▸ RECORDS SHOWN
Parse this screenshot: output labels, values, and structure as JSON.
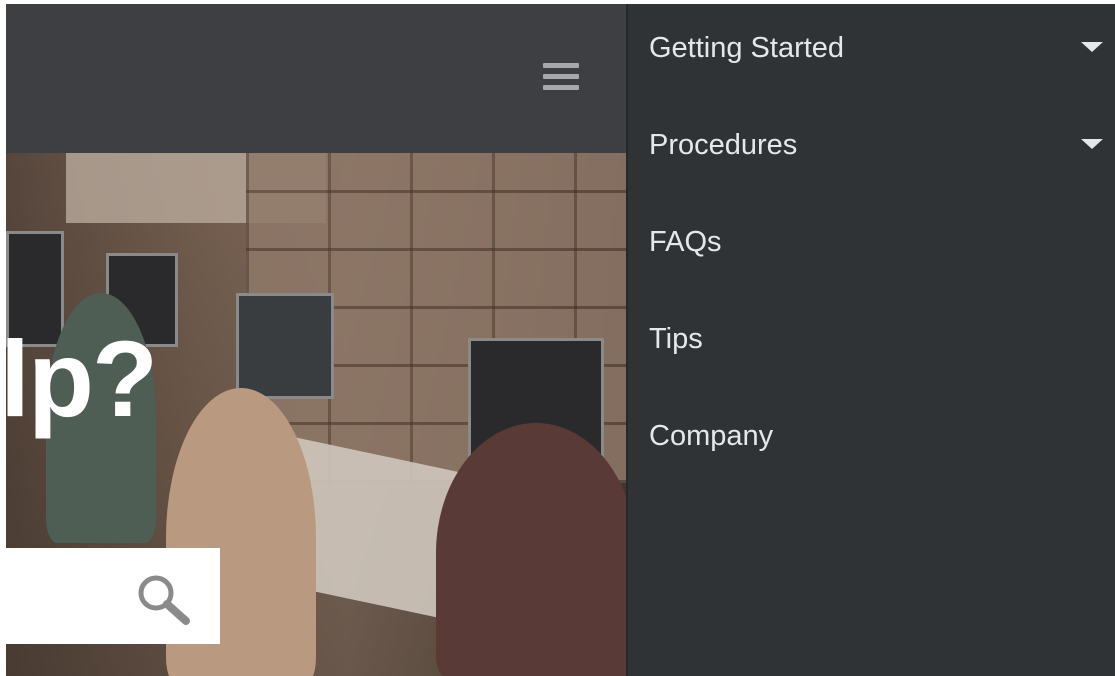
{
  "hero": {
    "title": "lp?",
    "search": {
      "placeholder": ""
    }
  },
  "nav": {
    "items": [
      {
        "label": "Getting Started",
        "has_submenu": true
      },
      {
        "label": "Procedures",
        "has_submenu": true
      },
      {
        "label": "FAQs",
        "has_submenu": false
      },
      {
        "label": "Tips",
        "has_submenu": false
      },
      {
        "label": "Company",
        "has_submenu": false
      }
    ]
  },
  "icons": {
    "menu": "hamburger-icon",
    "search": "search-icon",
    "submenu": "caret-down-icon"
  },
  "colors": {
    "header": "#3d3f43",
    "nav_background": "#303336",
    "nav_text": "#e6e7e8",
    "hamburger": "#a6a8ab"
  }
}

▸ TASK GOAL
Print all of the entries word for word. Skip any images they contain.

▸ SOLUTION FOR THIS PROBLEM
Parse this screenshot: output labels, values, and structure as JSON.
{
  "hero": {
    "title": "lp?",
    "search": {
      "placeholder": ""
    }
  },
  "nav": {
    "items": [
      {
        "label": "Getting Started",
        "has_submenu": true
      },
      {
        "label": "Procedures",
        "has_submenu": true
      },
      {
        "label": "FAQs",
        "has_submenu": false
      },
      {
        "label": "Tips",
        "has_submenu": false
      },
      {
        "label": "Company",
        "has_submenu": false
      }
    ]
  },
  "icons": {
    "menu": "hamburger-icon",
    "search": "search-icon",
    "submenu": "caret-down-icon"
  },
  "colors": {
    "header": "#3d3f43",
    "nav_background": "#303336",
    "nav_text": "#e6e7e8",
    "hamburger": "#a6a8ab"
  }
}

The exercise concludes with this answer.